Given the high capacities of data gathering that service providers have achieved lately, Recommender systems are one of the technologies to have gained great growth in its implantation. When the data being gathered consists of user preferences and tastes, collaborative filtering has proved as one of the most used techniques.
On the one hand, it is a filtering as it permits to distinguish relevant information from a set of information large enough. On the other, it is collaborative as it relies on the principle that when several users have expressed their relish for the same things, they will also in the future.
Incorporating into recommending techniques objective sources of information (medical related) is one of the challenges we strive for in Gradiant’s EHealth department; employing user’s medical records to establish similarities between patients and compiling biomedical signals processing them into ratings.
Different scenarios may employ this technology among the health sciences: Occupational therapy, best suited individual selection in medical trials and even, in the near future, assistance to healthcare professionals in the election of medical treatments, therapies and procedures.
Currently, these capacities are being successfully applied to the music therapy field in the frame of the SMEC project. In this particular use case we have been able to use one of the most acknowledged fields of recommendation (music) as a reference to restate our determination in applying Information Technologies in the Health sector.
Music therapy is the process in which music activities and elements are used to promote the relation, communication, learning and expression (among others) among people. These activities may include interaction with musical instruments, involvement in group dynamic of musical expression or performance listening.
Taking as a reference users’ clinical data (patients in this occasion), we have stablished mechanisms by which we are able to enrich existing similarity algorithms using its information.

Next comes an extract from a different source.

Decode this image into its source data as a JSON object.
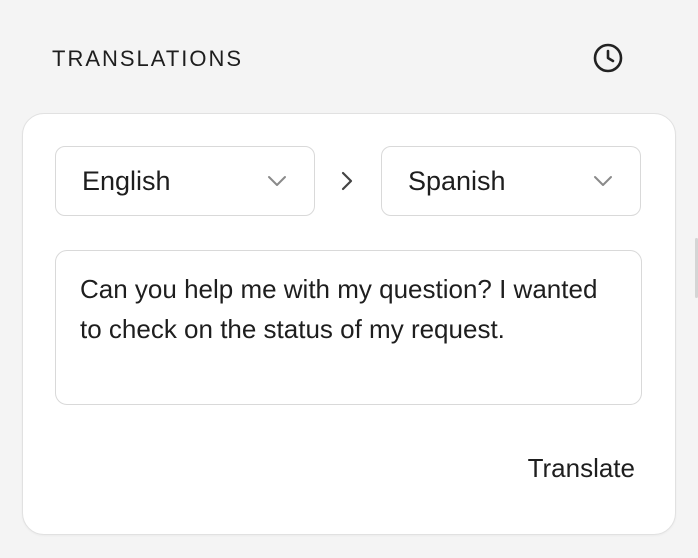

Analogously, by gathering biomedical signals regardless of their nature (Heart or respiratory frequency, but also more complex data such as eeg or egg) we may reflect not only subjective ratings from patients, but an objective point of view in order to augment the preferences dimension.

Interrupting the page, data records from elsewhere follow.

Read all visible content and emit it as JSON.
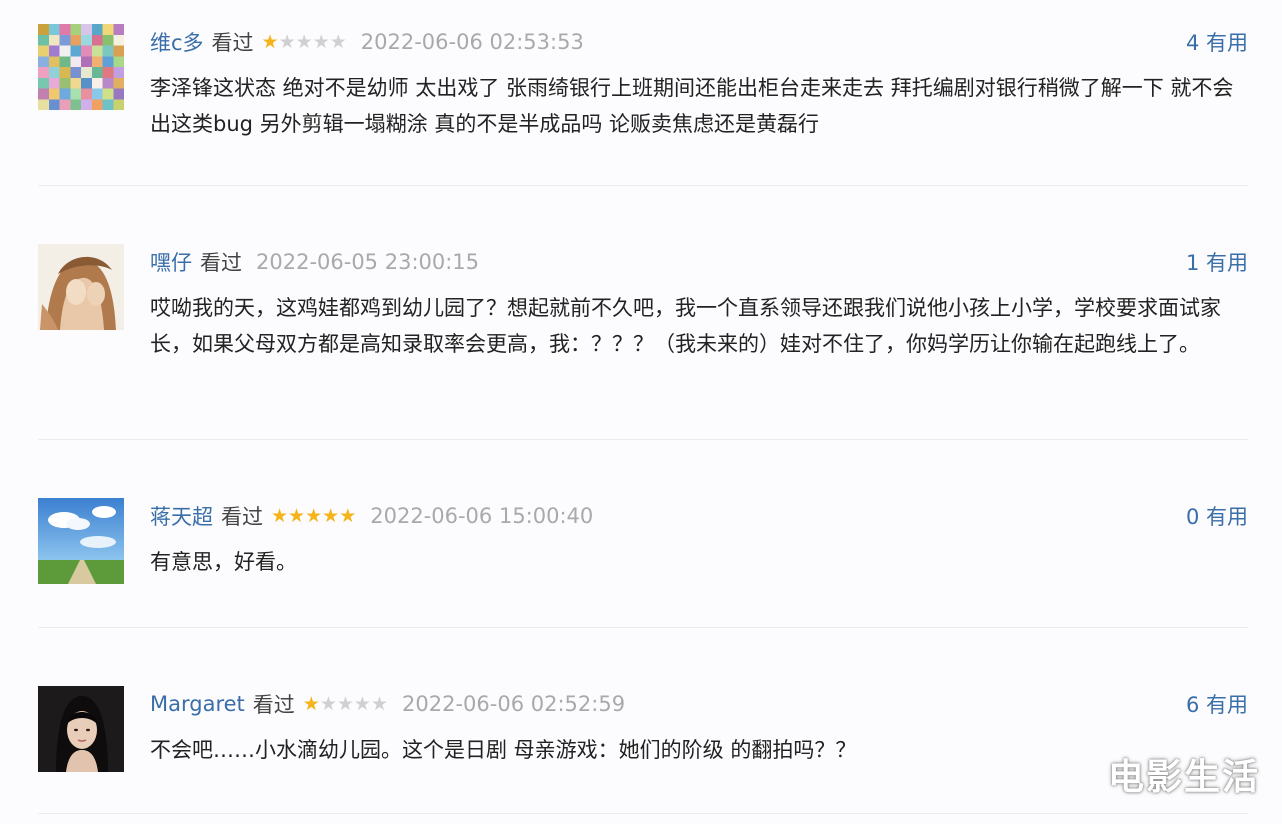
{
  "comments": [
    {
      "user": "维c多",
      "status": "看过",
      "rating": 1,
      "date": "2022-06-06 02:53:53",
      "votes": "4 有用",
      "content": "李泽锋这状态 绝对不是幼师 太出戏了 张雨绮银行上班期间还能出柜台走来走去 拜托编剧对银行稍微了解一下 就不会出这类bug 另外剪辑一塌糊涂 真的不是半成品吗 论贩卖焦虑还是黄磊行"
    },
    {
      "user": "嘿仔",
      "status": "看过",
      "rating": 0,
      "date": "2022-06-05 23:00:15",
      "votes": "1 有用",
      "content": "哎呦我的天，这鸡娃都鸡到幼儿园了？想起就前不久吧，我一个直系领导还跟我们说他小孩上小学，学校要求面试家长，如果父母双方都是高知录取率会更高，我：？？？（我未来的）娃对不住了，你妈学历让你输在起跑线上了。"
    },
    {
      "user": "蒋天超",
      "status": "看过",
      "rating": 5,
      "date": "2022-06-06 15:00:40",
      "votes": "0 有用",
      "content": "有意思，好看。"
    },
    {
      "user": "Margaret",
      "status": "看过",
      "rating": 1,
      "date": "2022-06-06 02:52:59",
      "votes": "6 有用",
      "content": "不会吧……小水滴幼儿园。这个是日剧 母亲游戏：她们的阶级 的翻拍吗？？"
    }
  ],
  "watermark": "电影生活",
  "colors": {
    "link": "#3a6ea8",
    "star": "#f4b41a",
    "date": "#a9a9a9"
  }
}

It is undeniable how the integration of IT in so many aspects of life has increased the quality of services. Despite the challenges being faced in the Health sector, it may arise as the one in which we can strike the most, not only making the most out of the things we enjoy, but savouring them for longer.